We love choice in video games. Whether they’re dialogue options, decisions that will effect character relationships, where we go, and what actions we perform, we love having the illusion of control over our games and the fake universes they put us in.
But how much do our choices really matter? Are we really free to choose, or merely convinced by this fabrication that game creators have set up for us?
Such a question is but one of many that The Stanley Parable explores on varying levels.
In The Stanley Parable, players take on the role of Stanley (a.k.a. Employee 427), a man who loves his corporate job where he is required to sit at a desk and press buttons all day long. His is a humdrum and conventional existence, and he loves it.
Then one day, Stanley turns up to work only to learn that there are no more commands coming through his computer, no sounds outside his door, and not a soul in the office. Where have they gone? What sort of horrible fate has befallen them? And why is a British gentleman sounding like one of the cast members of Downtown Abbey narrating his every move?
Once this happens, you’ll be pitched head first into a first-person exploration-based game that directs Stanley where to go and what to do as he tries to solve the mystery. That is, if you decide to follow all of the narrator’s directions.
If you follow all directions and go straight through to the end on the main path, you’ll beat the game in under five minutes and learn the horrible truth that has been controlling you for so long. Or do you? Those who choose to stray from the path and explore the myriad other corridors at Stanley’s work will find all manner of other endings, ideas, and developments, all while being chastised and asking whether or not they’re truly in control the entire way.

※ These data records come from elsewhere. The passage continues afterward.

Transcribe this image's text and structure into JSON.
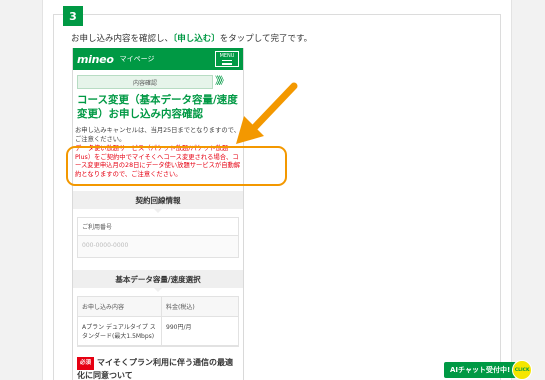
{
  "step": {
    "number": "3",
    "instruction_before": "お申し込み内容を確認し、",
    "instruction_em": "〔申し込む〕",
    "instruction_after": "をタップして完了です。"
  },
  "phone": {
    "header": {
      "logo": "mineo",
      "subtitle": "マイページ",
      "menu_label": "MENU"
    },
    "progress": {
      "label": "内容確認",
      "chevrons": "》》》"
    },
    "title": "コース変更（基本データ容量/速度変更）お申し込み内容確認",
    "cancel_note": "お申し込みキャンセルは、当月25日までとなりますので、ご注意ください。",
    "warning": "データ使い放題サービス（パケット放題/パケット放題Plus）をご契約中でマイそくへコース変更される場合、コース変更申込月の28日にデータ使い放題サービスが自動解約となりますので、ご注意ください。",
    "contract_section": {
      "title": "契約回線情報",
      "label": "ご利用番号",
      "value": "000-0000-0000"
    },
    "plan_section": {
      "title": "基本データ容量/速度選択",
      "headers": [
        "お申し込み内容",
        "料金(税込)"
      ],
      "rows": [
        [
          "Aプラン デュアルタイプ スタンダード(最大1.5Mbps)",
          "990円/月"
        ]
      ]
    },
    "consent": {
      "tag": "必須",
      "text": "マイそくプラン利用に伴う通信の最適化に同意ついて"
    }
  },
  "chat": {
    "label": "AIチャット受付中!",
    "click": "CLICK"
  },
  "colors": {
    "brand_green": "#009944",
    "highlight_orange": "#f39800",
    "warning_red": "#e60012"
  }
}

The most interesting part of The Stanley Parable is the fact that it serves as a commentary on everything and nothing at the same time. Truly, there will be people who play the game and see it as nothing more than a boring foray into an office the likes of which they’ve probably seen a thousand times. Many will insist on following each of the directions and consider the story to be a freeing one that comments on the zombification of the modern desk worker. And then, there will be people who play the game and see its meta themes not only about control and consequence in video games, but also questions about sanity, normalcy, and meaning in real life. The exact meaning is a completely personal one, and inspires enough conversation and pondering to help you through half a bottle of Advil as you process it.
Really, it’s whatever you want it to be, which is what makes it a fascinating experience.
The narration is well-delivered and devilishly entertaining, all while being somewhat reminiscent of GLaDOS from the Portal series. The Narrator will mock you, educate you, comfort you, and tear you down through multiple entertaining lines of dialogue, all while serving as your sole companion during your exploration of this abandoned building.
The Stanley Parable is almost like a choose-your-own adventure story in the sense that each of your choices can (and most likely will) lead to a certain ending, only to pitch you back to the beginning again so you can either follow directions or explore a new area you haven’t seen yet. It often asks more questions than it answers, leaving you wanting to explore and see what other alternate routes you might encounter along the way.
I could easily drone on about the presentation and construction of the game, but to be honest, I find the idea to be completely unnecessary and not at all pertinent to this overall review. This isn’t a game hellbent on delivering the most outstanding and lifelike graphics imaginable on the PC, the gameplay itself is nothing revolutionary, and the soundtrack isn’t likely to get a Grammy nomination. But that doesn’t matter, because The Stanley Parable is an intriguing and evocative experience that offers you a wide range of choices and consequences, each with their own meanings, purposes, and intentions.
Or does it?